Before we dive in, some quick back story. Off Color Brewing opened in Chicago in March 2013, brought to life by two former brewers: John Laffler of Goose Island and Dave Bleitner of Two Brothers. At the brewery’s launch party, a local pastry chef cooked up a batch of dinosaur-shaped s’mores for munching; these treats provided the inspiration for an imperial stout Off Color would later brew in collaboration with Danish brewer Amager Bryghus and venerable Windy City bottle shop West Lakeview Liquors. The beer—flavored with marshmallow fluff, molasses, vanilla beans, graham flour and cocoa nibs—was named Dino S’mores and has been available on draft and in bottles since 2014.
The first iteration of Coffee Dino S’mores, brewed with Chicago-based roasters Quasar Coffee, was released March 2015; the most recent batch was made with Metric Coffee, another local roaster, and went out last month.
The standard Dino S’mores is already a special beer made with many specialty ingredients—can it be improved by adding another?
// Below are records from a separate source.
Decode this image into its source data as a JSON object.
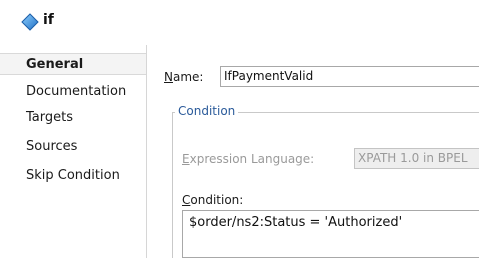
{
  "header": {
    "title": "if",
    "icon": "diamond-activity-icon"
  },
  "sidebar": {
    "items": [
      {
        "label": "General",
        "selected": true
      },
      {
        "label": "Documentation",
        "selected": false
      },
      {
        "label": "Targets",
        "selected": false
      },
      {
        "label": "Sources",
        "selected": false
      },
      {
        "label": "Skip Condition",
        "selected": false
      }
    ]
  },
  "form": {
    "name_label_accel": "N",
    "name_label_rest": "ame:",
    "name_value": "IfPaymentValid",
    "condition_group_title": "Condition",
    "expression_language_accel": "E",
    "expression_language_rest": "xpression Language:",
    "expression_language_value": "XPATH 1.0 in BPEL",
    "condition_label_accel": "C",
    "condition_label_rest": "ondition:",
    "condition_value": "$order/ns2:Status = 'Authorized'"
  },
  "colors": {
    "accent": "#2a5a9a",
    "icon_blue": "#3a86d6"
  }
}
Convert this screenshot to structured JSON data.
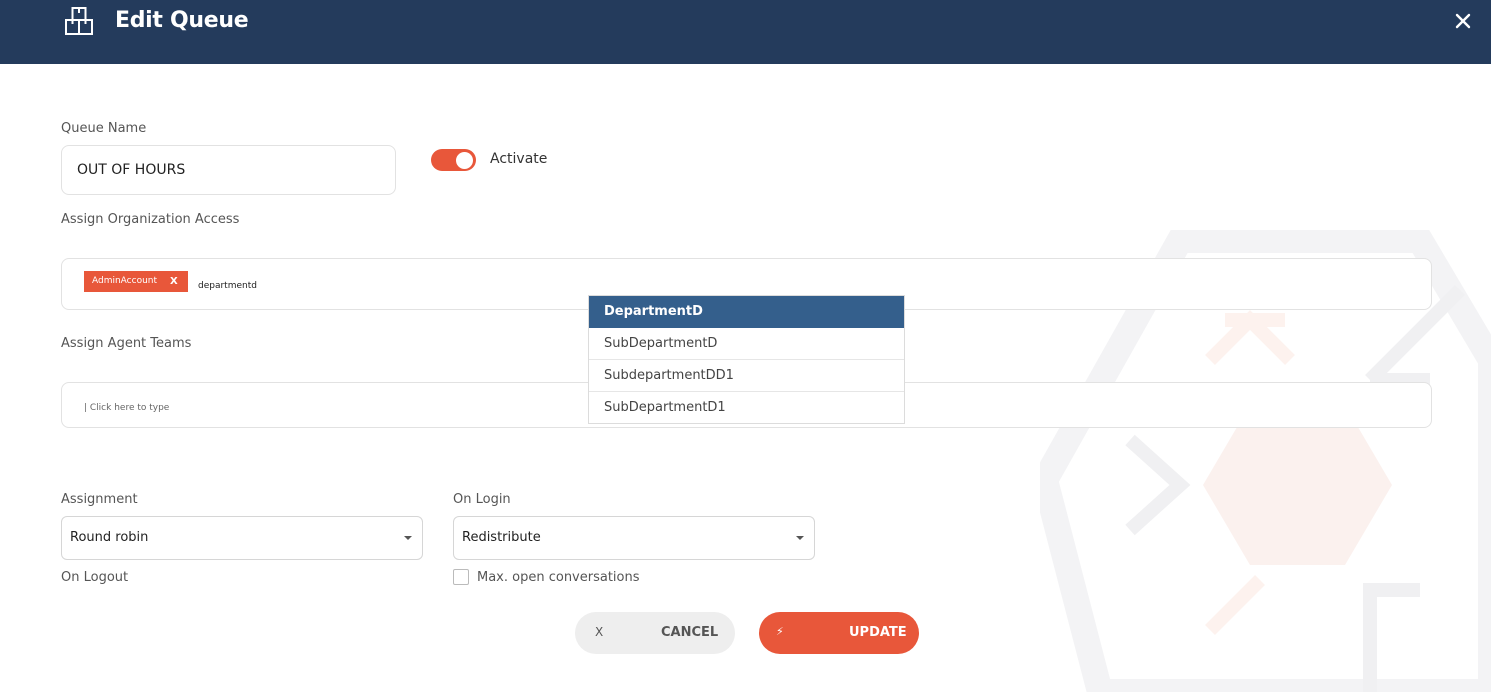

We tried both versions of the brew side-by-side to find out.
No clear advantage here. Both brews are syrup-thick and black as coal, with cinnamon-colored caps that have the appearance of boiling sugar. No complaints with either brew.
The distinction between the two bottles is pronounced. The standard Dino S’mores is primarily sweet and sugary, swirling with a bouquet of blackstrap molasses, graham cracker and marshmallow fluff atop a layer of alcohol and milk chocolate. The coffee-laden version is, well, coffee-laden. Brewed with Sumatran Ibu Rumani beans, the nose exhibits a nutty, fruity blend of blueberries and oily walnut. Once you become acclimated to the coffee, some cocoa and vanilla are noticable below, though compared to the regular version of the beer, the marshmallow note is somewhat lost.
ADVANTAGE: Dino S’mores
Marshmallows and raisins lead the standard brew’s flavor, followed by honey-laden graham cracker. While sugars are certainly part of the flavor’s front, the finish isn’t too sweet, delivering bitterish roast and booze. Drink it warm to allow the marshmallow notes to reveal themselves, and each ingredient in the brew is apparent—which is more than we can say for Coffee Dino S’mores. Once again, beanlike bitterness covers up the other adjuncts and causes the finish to come across somewhat muddled. Restrained, nutty coffee arrives just before the swallow, but it doesn’t get along with the vanilla, oddly, and has completely shrouded the graham cracker.
ADVANTAGE: Dino S’mores
WINNER: Dino S’mores. While the caffeine-spiked version of this specialty stout makes for a lovely coffee beer, you lose what makes its base great: a surprisingly restrained and in-balance blend of adjuncts. Less, it turns out, actually can be s’more.